In 2007 Mariana taught along with Warren Moyer, director of the Ceramics Department at The Sawtooth School for Visual Arts, basic handbuilding techniques and wheel throwing classes for a group of visually impaired adults at Industries for the Blind.  In 2008 she taught the workshop “Arbol de la Vida” (Tree of Life) at The Sawtooth School for Visual Arts.

Mariana has participated in several local pottery events and fairs including the 2010 Seagrove Pottery Festival as a member of the Carolina Clay Guild.  In May 2010 she instructed a two day workshop entitled “The Tree of Life” for Art Quest, at the Green Hill Center for North Carolina Arts.  In 2011 she conducted Tree of Life workshops in several Guilford County Schools thanks to funding from Art Quest.

Since 2008 Mariana works out of her studio at Lyndon Street Artworks in Greensboro, North Carolina, where she is attracting notice for her clay pottery and folk art sold under the name of Tierra Madre (Mother Earth) Ceramic Art.  In her studio she creates asymmetrical bowls and spiral decorations, vessels shaped like animals and mermaids. She also maintains a permanent display of her work and teaches art classes.
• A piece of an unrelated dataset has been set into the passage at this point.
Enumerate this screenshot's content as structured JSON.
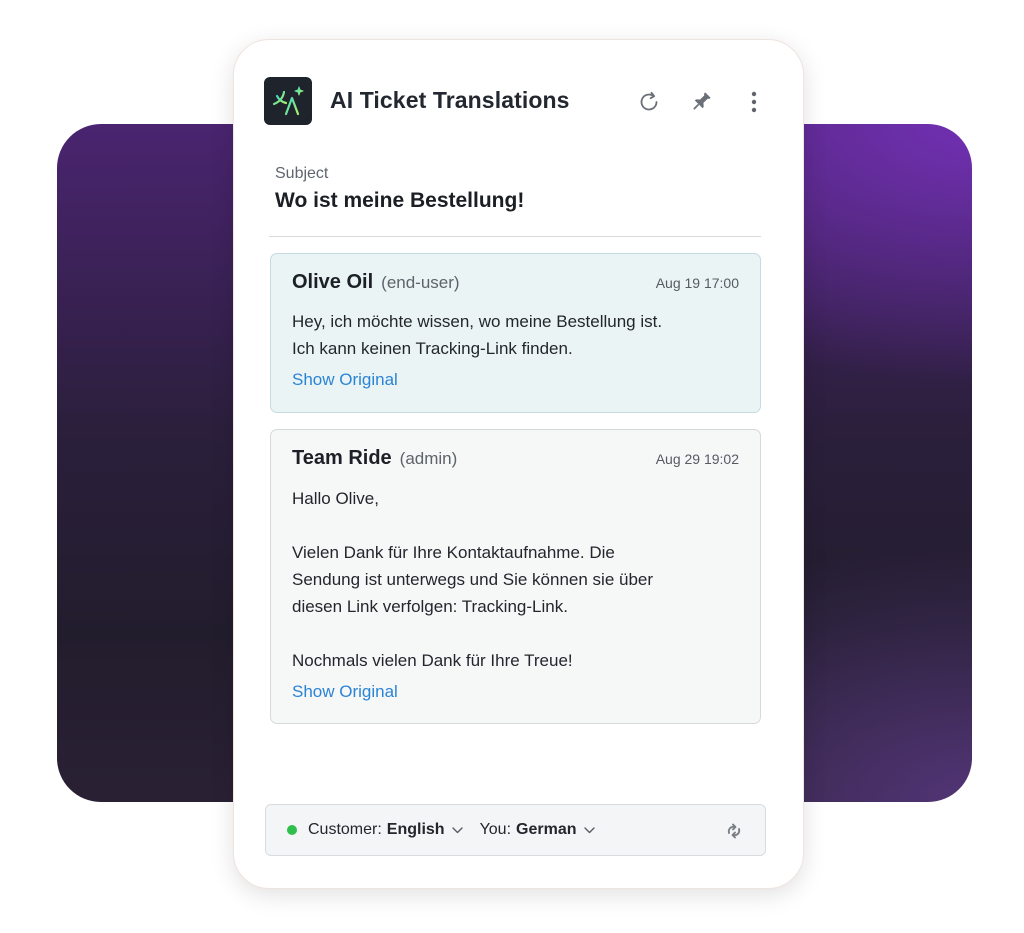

Her signature piece is the Tree of Life, a traditional Mexican art form.  These clay structures resemble trees with almost pretzel-like limbs, decorated with tiny clay leaves, vines, birds, flowers and other objects.  Each Tree of Life tells a story and reflects very personal memories and experiences.  For example, one Tree of Life entitled “Santuario Monarca,” depicts delicate butterflies on its limbs and draws on Mariana’s memory of driving in mountains outside of Mexico City and coming upon the monarch butterflies’ migration path. Another Tree of Life titled “Zócalo,” decorated with birds, vines and candle holders, reflects her memories of visits to Mexican town plazas and hearing sounds of birds flying in and out.  Another Tree of Life depicts Mariana’s life.  The bouquet of lilies in the center represents her mother; a hot air balloon represents her father’s love of travel; her two sons are depicted, one playing the guitar and the other playing the piano; the starfish represents her husband’s love of the ocean; and Mariana herself is represented by small pieces of pottery, a book to represent her love of reading and a mermaid to reflect her fascination with mermaids.

(excerpts taken from Greensboro News & Record article by Dawn DeCwikiel-Kane, January 9, 2011)

You can see Mariana’s work at: www.tierramadreceramicart.com